Return the count of lines in the following records that include "with", and nothing more.

-------- ENTRIES SHOWN --------

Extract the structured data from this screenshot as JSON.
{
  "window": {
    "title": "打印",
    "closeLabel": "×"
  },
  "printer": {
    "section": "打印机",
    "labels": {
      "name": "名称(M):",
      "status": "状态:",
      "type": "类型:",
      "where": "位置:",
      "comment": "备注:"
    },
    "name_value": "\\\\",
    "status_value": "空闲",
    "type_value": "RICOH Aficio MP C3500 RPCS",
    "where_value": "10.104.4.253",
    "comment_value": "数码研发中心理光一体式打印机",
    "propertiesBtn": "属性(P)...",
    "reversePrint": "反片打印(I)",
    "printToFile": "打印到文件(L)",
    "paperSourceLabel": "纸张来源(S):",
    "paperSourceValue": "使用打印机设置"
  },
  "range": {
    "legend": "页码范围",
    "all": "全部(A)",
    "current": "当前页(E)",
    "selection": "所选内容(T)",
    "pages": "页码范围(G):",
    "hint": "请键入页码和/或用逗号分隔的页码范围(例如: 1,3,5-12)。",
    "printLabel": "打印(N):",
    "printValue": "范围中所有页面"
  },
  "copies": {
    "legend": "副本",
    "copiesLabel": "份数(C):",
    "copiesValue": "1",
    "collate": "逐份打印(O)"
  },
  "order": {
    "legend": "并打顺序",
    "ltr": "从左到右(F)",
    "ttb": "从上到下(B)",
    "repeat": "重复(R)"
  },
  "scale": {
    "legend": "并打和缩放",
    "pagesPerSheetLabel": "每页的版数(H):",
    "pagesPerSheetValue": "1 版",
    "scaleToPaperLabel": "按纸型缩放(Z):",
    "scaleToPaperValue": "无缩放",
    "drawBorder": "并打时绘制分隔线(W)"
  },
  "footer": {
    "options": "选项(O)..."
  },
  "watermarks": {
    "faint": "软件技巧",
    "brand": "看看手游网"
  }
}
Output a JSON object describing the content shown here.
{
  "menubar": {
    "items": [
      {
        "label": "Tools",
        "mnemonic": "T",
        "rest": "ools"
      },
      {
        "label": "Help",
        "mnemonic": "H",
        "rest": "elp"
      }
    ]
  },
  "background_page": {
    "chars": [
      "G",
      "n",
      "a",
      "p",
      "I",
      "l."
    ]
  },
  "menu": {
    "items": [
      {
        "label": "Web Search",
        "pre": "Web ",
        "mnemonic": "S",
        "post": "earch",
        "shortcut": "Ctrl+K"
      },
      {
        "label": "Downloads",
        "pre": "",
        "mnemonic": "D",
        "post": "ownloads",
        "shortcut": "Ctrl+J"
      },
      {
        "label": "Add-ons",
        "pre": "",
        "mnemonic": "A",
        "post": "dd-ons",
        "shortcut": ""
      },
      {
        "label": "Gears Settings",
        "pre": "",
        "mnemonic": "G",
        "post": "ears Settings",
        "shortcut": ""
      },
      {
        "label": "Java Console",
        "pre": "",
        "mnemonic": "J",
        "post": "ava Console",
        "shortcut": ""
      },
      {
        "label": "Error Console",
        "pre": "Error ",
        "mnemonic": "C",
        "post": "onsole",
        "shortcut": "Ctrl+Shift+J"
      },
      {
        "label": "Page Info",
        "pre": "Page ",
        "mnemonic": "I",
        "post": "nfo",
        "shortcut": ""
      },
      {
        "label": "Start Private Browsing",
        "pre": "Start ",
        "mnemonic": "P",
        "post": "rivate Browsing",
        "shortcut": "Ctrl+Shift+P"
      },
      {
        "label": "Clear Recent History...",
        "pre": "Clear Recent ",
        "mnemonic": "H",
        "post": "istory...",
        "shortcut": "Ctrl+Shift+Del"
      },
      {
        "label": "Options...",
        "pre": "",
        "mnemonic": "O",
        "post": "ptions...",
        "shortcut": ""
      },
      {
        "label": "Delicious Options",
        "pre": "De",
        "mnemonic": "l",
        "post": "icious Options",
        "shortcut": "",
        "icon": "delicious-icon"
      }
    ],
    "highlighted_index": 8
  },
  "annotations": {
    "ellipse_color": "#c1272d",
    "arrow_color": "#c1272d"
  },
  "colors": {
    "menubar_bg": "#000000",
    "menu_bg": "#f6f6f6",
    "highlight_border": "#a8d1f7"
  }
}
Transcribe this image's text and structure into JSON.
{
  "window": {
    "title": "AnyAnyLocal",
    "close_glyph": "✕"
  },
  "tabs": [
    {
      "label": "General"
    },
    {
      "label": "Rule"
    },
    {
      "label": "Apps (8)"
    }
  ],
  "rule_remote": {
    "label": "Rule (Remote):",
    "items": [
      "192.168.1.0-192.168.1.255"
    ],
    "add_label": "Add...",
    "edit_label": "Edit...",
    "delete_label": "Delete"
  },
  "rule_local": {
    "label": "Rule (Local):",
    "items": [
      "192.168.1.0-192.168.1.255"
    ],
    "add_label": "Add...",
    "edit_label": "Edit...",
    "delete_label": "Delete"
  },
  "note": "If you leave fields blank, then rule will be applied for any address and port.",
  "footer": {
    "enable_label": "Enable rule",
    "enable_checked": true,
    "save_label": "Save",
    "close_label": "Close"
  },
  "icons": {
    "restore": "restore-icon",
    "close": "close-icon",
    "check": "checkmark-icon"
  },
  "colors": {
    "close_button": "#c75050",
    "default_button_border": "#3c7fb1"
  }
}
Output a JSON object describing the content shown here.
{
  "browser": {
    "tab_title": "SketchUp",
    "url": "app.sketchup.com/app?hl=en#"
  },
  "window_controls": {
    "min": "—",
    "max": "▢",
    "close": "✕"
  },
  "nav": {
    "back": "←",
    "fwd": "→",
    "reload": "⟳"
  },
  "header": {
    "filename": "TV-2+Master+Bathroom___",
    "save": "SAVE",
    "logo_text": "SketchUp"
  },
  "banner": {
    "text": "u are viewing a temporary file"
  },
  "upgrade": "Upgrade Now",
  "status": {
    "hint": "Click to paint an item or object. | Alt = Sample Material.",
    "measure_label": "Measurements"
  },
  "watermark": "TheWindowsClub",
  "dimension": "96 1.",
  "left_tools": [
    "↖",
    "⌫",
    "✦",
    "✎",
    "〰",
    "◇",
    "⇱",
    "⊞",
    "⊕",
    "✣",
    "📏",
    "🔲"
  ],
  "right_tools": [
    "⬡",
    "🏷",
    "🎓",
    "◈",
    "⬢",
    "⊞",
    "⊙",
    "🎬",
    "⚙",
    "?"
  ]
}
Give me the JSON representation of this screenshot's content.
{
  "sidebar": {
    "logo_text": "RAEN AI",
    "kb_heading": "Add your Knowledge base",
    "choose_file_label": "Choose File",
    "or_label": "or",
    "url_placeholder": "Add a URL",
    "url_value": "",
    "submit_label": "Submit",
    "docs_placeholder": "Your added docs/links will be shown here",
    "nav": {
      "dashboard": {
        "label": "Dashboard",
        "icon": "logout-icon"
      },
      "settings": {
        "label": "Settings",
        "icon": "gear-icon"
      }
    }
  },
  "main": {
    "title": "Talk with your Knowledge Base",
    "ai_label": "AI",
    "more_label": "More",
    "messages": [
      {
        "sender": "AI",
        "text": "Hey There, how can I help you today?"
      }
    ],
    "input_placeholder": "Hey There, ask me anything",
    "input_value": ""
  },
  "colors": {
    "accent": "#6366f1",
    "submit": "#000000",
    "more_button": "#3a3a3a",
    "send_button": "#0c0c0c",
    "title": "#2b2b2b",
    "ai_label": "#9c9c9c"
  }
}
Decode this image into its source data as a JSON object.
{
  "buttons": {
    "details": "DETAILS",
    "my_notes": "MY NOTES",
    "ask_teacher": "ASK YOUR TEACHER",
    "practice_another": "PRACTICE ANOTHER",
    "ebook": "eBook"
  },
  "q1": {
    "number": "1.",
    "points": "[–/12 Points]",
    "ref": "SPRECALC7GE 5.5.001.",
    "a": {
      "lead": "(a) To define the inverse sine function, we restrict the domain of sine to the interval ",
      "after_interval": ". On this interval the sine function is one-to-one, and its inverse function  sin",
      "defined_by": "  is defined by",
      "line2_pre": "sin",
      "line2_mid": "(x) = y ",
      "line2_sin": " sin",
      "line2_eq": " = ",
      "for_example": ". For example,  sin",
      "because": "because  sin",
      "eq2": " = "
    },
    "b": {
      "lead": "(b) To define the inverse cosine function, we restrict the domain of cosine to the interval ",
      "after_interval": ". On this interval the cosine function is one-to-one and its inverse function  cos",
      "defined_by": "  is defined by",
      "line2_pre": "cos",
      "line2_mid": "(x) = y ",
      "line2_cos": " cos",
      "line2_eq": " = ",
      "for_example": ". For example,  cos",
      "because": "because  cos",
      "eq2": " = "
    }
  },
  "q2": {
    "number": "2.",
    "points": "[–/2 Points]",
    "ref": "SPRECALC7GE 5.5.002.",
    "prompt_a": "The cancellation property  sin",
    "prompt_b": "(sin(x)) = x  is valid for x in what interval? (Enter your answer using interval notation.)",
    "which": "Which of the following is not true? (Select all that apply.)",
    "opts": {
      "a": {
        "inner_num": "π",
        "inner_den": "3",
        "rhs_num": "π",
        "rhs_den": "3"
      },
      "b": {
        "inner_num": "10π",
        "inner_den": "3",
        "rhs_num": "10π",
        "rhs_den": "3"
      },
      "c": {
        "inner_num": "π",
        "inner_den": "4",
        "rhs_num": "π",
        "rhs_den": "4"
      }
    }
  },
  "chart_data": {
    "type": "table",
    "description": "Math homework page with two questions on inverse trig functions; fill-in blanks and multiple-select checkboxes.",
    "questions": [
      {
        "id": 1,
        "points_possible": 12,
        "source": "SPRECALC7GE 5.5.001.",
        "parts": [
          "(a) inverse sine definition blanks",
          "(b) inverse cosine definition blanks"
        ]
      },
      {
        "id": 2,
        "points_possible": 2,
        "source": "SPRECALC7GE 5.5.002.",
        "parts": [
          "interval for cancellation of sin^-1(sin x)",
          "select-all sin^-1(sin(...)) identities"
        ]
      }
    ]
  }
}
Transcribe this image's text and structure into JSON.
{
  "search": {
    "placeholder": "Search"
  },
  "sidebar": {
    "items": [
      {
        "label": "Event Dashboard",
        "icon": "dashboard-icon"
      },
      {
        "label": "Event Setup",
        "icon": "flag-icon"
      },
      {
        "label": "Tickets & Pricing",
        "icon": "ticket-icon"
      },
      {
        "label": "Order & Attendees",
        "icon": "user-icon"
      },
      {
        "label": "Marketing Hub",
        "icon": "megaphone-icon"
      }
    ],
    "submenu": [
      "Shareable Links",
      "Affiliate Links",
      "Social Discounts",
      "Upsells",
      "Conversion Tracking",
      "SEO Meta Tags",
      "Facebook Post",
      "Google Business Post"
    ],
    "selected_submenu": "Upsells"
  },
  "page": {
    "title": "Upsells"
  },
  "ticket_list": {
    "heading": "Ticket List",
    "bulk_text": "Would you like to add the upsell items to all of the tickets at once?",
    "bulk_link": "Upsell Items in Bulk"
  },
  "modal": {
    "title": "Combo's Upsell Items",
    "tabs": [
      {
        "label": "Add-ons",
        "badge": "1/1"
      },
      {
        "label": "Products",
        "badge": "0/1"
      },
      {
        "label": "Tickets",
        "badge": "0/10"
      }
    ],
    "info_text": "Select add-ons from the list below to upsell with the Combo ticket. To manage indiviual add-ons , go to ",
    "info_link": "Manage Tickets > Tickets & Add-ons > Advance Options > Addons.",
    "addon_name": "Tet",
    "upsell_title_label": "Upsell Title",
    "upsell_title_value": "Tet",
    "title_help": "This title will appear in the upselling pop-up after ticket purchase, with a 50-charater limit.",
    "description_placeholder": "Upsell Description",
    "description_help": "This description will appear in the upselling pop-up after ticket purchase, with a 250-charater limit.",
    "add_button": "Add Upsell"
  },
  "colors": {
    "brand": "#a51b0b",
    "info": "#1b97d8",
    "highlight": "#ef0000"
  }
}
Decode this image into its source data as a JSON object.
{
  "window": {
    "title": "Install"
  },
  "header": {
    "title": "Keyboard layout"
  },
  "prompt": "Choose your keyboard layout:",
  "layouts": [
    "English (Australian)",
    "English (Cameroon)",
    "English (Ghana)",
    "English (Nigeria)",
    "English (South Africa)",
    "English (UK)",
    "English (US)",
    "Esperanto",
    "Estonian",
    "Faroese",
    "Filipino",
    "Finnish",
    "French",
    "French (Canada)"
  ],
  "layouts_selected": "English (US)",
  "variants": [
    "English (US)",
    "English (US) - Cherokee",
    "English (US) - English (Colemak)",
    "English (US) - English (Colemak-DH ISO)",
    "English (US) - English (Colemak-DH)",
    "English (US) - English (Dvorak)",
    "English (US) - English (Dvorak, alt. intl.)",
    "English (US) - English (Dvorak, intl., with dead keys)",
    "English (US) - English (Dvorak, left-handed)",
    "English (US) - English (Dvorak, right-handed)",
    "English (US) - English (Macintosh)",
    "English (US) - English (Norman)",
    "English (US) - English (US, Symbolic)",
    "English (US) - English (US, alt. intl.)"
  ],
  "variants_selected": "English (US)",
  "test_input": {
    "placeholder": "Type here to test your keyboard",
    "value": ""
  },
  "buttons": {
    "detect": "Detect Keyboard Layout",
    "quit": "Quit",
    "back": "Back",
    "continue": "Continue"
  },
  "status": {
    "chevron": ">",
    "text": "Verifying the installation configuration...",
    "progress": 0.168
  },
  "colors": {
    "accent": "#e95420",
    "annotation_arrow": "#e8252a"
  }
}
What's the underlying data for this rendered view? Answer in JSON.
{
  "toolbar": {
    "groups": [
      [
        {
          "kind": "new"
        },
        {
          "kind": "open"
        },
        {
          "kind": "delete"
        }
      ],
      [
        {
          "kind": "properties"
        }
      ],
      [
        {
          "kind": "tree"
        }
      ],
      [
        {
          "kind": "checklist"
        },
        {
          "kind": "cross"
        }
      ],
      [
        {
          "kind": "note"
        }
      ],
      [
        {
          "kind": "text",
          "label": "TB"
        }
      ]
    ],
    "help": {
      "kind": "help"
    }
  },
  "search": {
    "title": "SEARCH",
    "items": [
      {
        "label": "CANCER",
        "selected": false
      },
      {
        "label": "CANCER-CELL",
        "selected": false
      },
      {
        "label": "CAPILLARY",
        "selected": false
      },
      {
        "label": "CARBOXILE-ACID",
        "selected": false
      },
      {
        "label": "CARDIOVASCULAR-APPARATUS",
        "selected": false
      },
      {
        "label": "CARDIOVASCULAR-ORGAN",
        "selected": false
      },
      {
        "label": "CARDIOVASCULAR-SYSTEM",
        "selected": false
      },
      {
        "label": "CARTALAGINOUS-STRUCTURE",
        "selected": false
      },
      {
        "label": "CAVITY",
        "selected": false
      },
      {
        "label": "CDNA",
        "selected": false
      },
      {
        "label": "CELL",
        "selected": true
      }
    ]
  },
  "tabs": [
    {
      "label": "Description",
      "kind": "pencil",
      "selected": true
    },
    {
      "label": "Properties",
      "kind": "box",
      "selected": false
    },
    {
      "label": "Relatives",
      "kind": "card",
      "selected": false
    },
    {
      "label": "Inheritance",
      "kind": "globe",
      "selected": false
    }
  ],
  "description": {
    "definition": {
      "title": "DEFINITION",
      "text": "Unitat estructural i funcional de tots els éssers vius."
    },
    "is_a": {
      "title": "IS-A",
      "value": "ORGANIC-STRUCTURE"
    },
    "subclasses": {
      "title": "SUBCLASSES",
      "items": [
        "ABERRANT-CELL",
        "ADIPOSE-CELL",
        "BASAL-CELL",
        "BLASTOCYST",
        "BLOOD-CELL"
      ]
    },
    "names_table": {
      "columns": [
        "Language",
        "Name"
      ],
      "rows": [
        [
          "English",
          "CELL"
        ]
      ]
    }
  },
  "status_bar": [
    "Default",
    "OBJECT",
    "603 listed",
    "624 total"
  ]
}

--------

-- WRITTEN RESPONSE --
6